Feeling Larry’s Pain

I don’t know Larry personally. He is one of many thousands living in American cities that once were the pride of the manufacturing world, but have recently been decimated by the outsourcing of jobs, leaving him jobless and his city littered with abandoned plants.

It is all too easy for academics, sitting around a seminar table discussing the pros and cons of globalization, or for politicians, debating the merits of a proposed trade agreement, to ignore the pain that Larry feels, and, therefore, not factor such a realization into their deliberations. So, although I don’t know Larry, let me imaginatively attempt to speak on his behalf.

 

A Modest Goal For Public Discourse, or Not

When is a conversation “genuine?” Michael King suggests that it is when there is “a mutual quest for treasure in our own and the other’s viewpoint.” 

Elaborating, King suggests that this entails making two key moves: “the first move is to make as clear as I can why I hold this position … and why you may find in it treasure to value in your own quest for truth. The second move is to see the value in the other’s view … and to grow in my own understandings by incorporating as much of the other’s perspective as I can without losing the integrity of my own convictions” (Mutual Treasure, P. 153). 

This ideal for public discourse establishes a very high standard. When I am about to engage someone with whom I have major disagreements, I do not always do so with the attitude that I am going to “actively seek for treasure” in what he or she believes. I have a lot of company. Is this lofty goal attainable?

 

Mixtures of Good and Bad Ideas

Now that both Paul Ryan and Barack Obama have unveiled their respective plans for our national budget, at least in broad outline form, the airwaves will be filled with talk of “good ideas” and “bad ideas.”

My experience suggests that if I wish to engage someone who disagrees with me on a given issue, the surest way to insure that our conversation ends abruptly is for me to hold tenaciously to the questionable proposition that all my ideas are good and all his ideas are bad. I have always tried to present a strong rationale for what I considered to be my good ideas. But, as I have listened respectfully to the ideas of someone who disagrees with me, I often found that some of my initial ideas were bad in comparison to some of his good ideas. And in the best of conversations, my partner also made adjustments in his initial views about good ideas and bad ideas.

Wanted: an Even Playing Field for the Budget Debate

We have traversed the foothills, but the climb of the Himalayas now begins, to paraphrase one TV pundit’s reflections on the recent budget deal that prevented a government shutdown.

That arduous climb appears to start with one element of common ground – Any attempt to bring about long-term budget deficit reduction will require that politicians on both sides of the aisle address the big ticket items of entitlements, tax structure and military spending. But how does one proceed beyond this modest point of agreement? To date, only a representative of one side of the aisle, Republican Paul Ryan, has put forth a comprehensive proposal that addresses the contentious particulars.

 

Compromise: A Good or Bad Idea in Politics?
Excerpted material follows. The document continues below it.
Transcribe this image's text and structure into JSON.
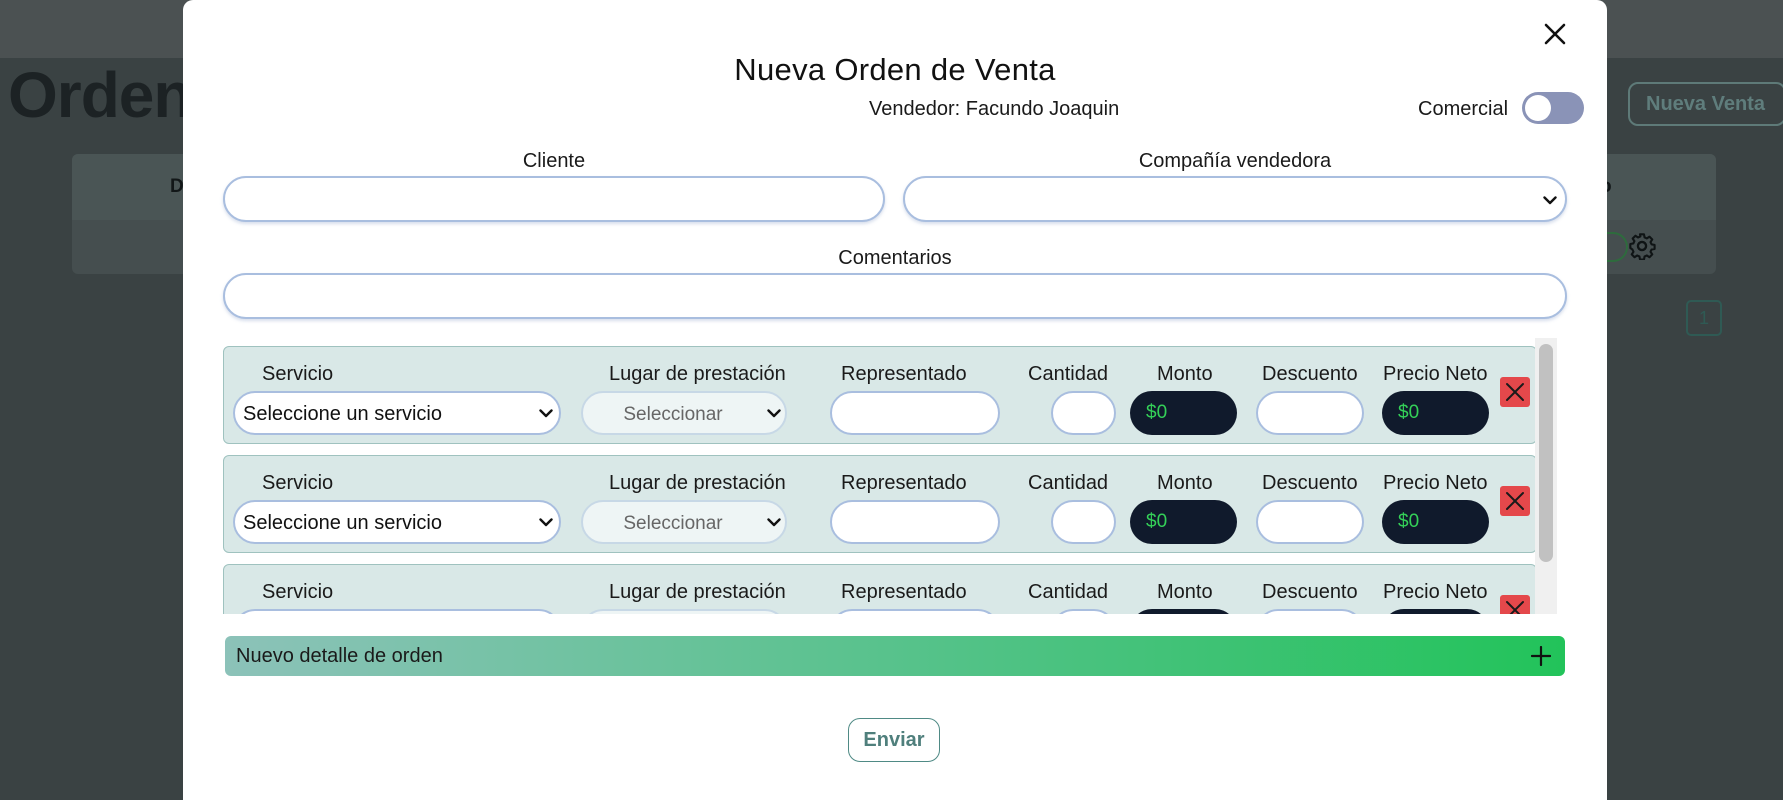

It is generally agreed that the tax cut legislation of December 2010 reflected compromises on both sides of the political aisle. Were such compromises warranted? 
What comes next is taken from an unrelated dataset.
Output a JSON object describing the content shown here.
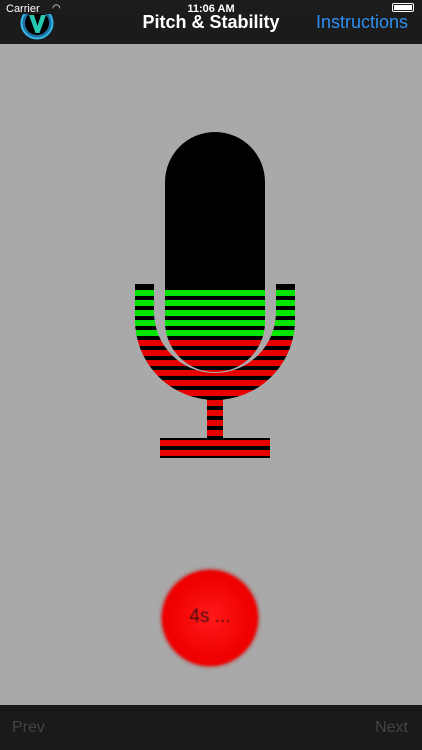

It depends on your view of the political process. There are those who hold to unyielding fixed positions and will not entertain the possibility of making “mutual concessions” (the dictionary definition of “compromise”). Politics is viewed as an all or nothing enterprise. If that is your view of politics, then compromise is a bad idea. 
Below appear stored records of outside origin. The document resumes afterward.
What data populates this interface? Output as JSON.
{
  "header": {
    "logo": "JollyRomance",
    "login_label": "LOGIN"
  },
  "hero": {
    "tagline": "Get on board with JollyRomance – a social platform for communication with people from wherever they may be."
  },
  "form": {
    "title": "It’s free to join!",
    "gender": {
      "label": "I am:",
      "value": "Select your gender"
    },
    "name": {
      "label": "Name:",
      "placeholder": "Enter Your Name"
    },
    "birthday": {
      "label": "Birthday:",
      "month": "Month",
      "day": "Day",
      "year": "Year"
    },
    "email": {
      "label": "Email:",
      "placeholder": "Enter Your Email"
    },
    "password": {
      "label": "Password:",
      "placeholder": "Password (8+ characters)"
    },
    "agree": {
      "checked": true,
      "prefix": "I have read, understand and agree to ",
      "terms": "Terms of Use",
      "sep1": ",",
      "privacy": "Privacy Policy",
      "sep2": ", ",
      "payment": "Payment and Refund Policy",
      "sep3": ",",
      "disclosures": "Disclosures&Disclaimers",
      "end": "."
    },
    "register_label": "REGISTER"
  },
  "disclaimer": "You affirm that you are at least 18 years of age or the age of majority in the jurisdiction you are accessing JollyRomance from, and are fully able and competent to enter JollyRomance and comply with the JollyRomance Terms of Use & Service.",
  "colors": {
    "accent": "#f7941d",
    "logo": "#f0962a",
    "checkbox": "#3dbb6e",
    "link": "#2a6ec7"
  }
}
But there is an alternative view of politics for which compromise is a good idea. That view was captured by President Obama in his comments after the December 2010 tax cut legislation: “compromise means yielding on something each of us cares about to move forward on something all of us care about.” The key word here is “yielding.”